Ten months after his son was killed in a car accident, Greg Laurie told me, “What I wish is that I could have learned and grown and drawn close to the Lord just like I have, but that Christopher was still here.” Greg captured it perfectly—I too wish I could have all the good God brings through adversity without all that pain. But it doesn’t work that way, does it?
My beloved wife, Nanci, was diagnosed with colon cancer almost exactly one year ago. Throughout 2018 she underwent a long series of difficult treatments. We experienced countless appointments and changed diagnoses and timelines and side-effects. We saw long-term planning become guesswork.
As Nanci and I walked this path together over the last year, we resolved to worship our sovereign God, who bears the scars of His love for us. We’ve read His word and discussed great books about His attributes. We’ve sensed His presence and seen Him increase our dependence on Him. We’ve been deeply touched as our family and friends rallied around us. It’s been my privilege to serve Nanci more than ever, especially after all the ways she has served me over the years.
God graciously brings all this good out of what? Out of what none of us wanted to happen. (We’re grateful that recent tests showed no sign of cancer, and are continuing to ask God to renew her strength and return her to full health.)
Our Father sometimes answers our prayers to relieve our suffering, and each time He does we thank Him wholeheartedly. But when He answers no, we must honor His desire to work in us more deeply.
If asked, “Do you want to be closer to Jesus, and more like him?” we all know what we should say. Yet, if God answered all our prayers for relief from suffering, He would be delivering us from the very thing we say we want. Christlikeness is something to long for, not be delivered from. It’s not easy to pray, “Please do whatever it takes to make me more like Jesus.” But when He does whatever it takes, we should trust Him.
Since suffering builds character, no wonder the Bible tells us, “Count it all joy, my brothers, when you meet trials of various kinds, for you know that the testing of your faith produces steadfastness” (James 1:2–3). How can we possibly welcome difficulties instead of resenting them? By trusting God when He tells us trials draw us closer to Him, mature us, expand our ministry, and prepare us for eternal joy.

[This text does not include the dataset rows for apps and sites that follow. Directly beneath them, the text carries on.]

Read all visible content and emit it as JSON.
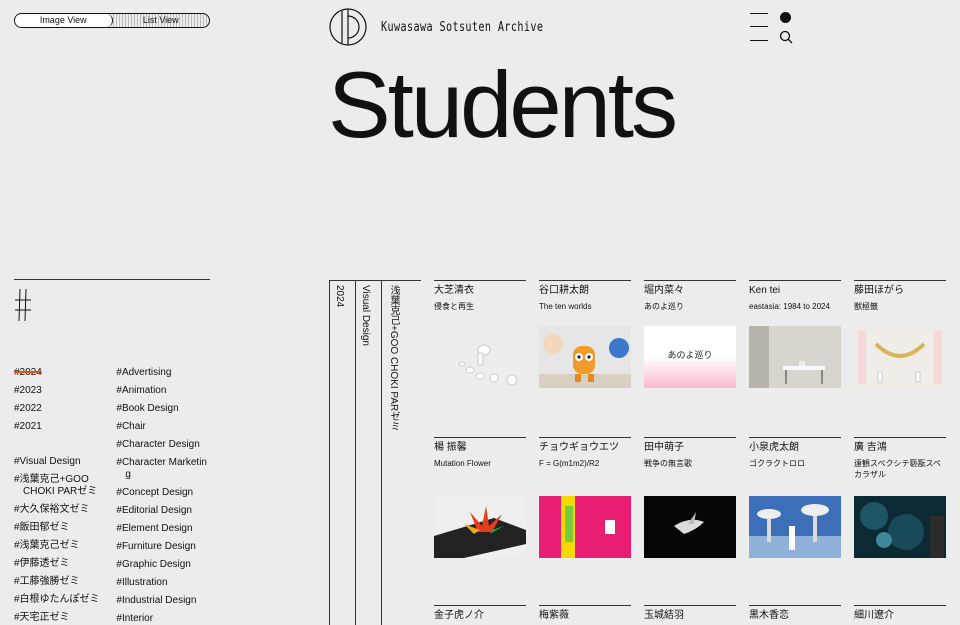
{
  "view_toggle": {
    "image_view": "Image View",
    "list_view": "List View"
  },
  "logo": {
    "text": "Kuwasawa Sotsuten Archive"
  },
  "page_title": "Students",
  "filters": {
    "years": [
      "#2024",
      "#2023",
      "#2022",
      "#2021"
    ],
    "courses": [
      "#Visual Design",
      "#浅葉克己+GOO CHOKI PARゼミ",
      "#大久保裕文ゼミ",
      "#飯田郁ゼミ",
      "#浅葉克己ゼミ",
      "#伊藤透ゼミ",
      "#工藤強勝ゼミ",
      "#白根ゆたんぽゼミ",
      "#天宅正ゼミ"
    ],
    "categories": [
      "#Advertising",
      "#Animation",
      "#Book Design",
      "#Chair",
      "#Character Design",
      "#Character Marketing",
      "#Concept Design",
      "#Editorial Design",
      "#Element Design",
      "#Furniture Design",
      "#Graphic Design",
      "#Illustration",
      "#Industrial Design",
      "#Interior"
    ]
  },
  "breadcrumb": {
    "year": "2024",
    "course": "Visual Design",
    "seminar": "浅葉克己+GOO CHOKI PARゼミ"
  },
  "students": [
    {
      "name": "大芝清衣",
      "work": "侵食と再生"
    },
    {
      "name": "谷口耕太朗",
      "work": "The ten worlds"
    },
    {
      "name": "堀内菜々",
      "work": "あのよ巡り"
    },
    {
      "name": "Ken tei",
      "work": "eastasia: 1984 to 2024"
    },
    {
      "name": "藤田ほがら",
      "work": "獣極籤"
    },
    {
      "name": "楊 振馨",
      "work": "Mutation Flower"
    },
    {
      "name": "チョウギョウエツ",
      "work": "F = G(m1m2)/R2"
    },
    {
      "name": "田中萌子",
      "work": "戦争の無言歌"
    },
    {
      "name": "小泉虎太朗",
      "work": "ゴクラクトロロ"
    },
    {
      "name": "廣 吉鴻",
      "work": "遠観スペクシテ褻翫スペカラザル"
    },
    {
      "name": "金子虎ノ介",
      "work": ""
    },
    {
      "name": "梅紫薇",
      "work": ""
    },
    {
      "name": "玉城結羽",
      "work": ""
    },
    {
      "name": "黒木香恋",
      "work": ""
    },
    {
      "name": "細川遼介",
      "work": ""
    }
  ],
  "thumb_texts": {
    "anoyo": "あのよ巡り"
  },
  "colors": {
    "background": "#ececec",
    "accent_strike": "#e8501a",
    "text": "#111111"
  },
  "icons": [
    "menu-icon",
    "dot-icon",
    "search-icon",
    "hash-icon",
    "logo-mark"
  ]
}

God doesn’t command us to cheer because we’ve been betrayed, diagnosed with cancer, or lost a loved one. Rather, our joy comes in the expectation of adversity’s by-products, including the development of godly character, greater dependence on Jesus, and countless reasons hidden to us for now (but crystal clear in our Father’s mind).
Paul said, “Not only that, but we rejoice in our sufferings, knowing that suffering produces endurance” (Romans 5:3). Paul and James both claim we should rejoice in suffering because of the fruit it ultimately yields. When we see with an eternal perspective, we can say, “This trial is difficult, but God is sovereign, loving, and kind. Through His grace and empowerment, I will become more like Jesus and closer to Him. And I will be eternally grateful for what God did through these hard times.”
Someday, we’ll see with clear-eyed certainty that God’s word was right all along, that “the sufferings of this present time are not worth comparing with the glory that is to be revealed to us,” and that “for those who love God all things work together for good” (Romans 8:18, 28).
Someday, we’ll appreciate the value of each minute of every purpose-filled trial. But let’s not wait until we die to believe what God says about our present suffering. By faith, for His glory and our good, let’s front-load God’s promises into our hearts and minds today, and get a head start on entering into our Master’s happiness.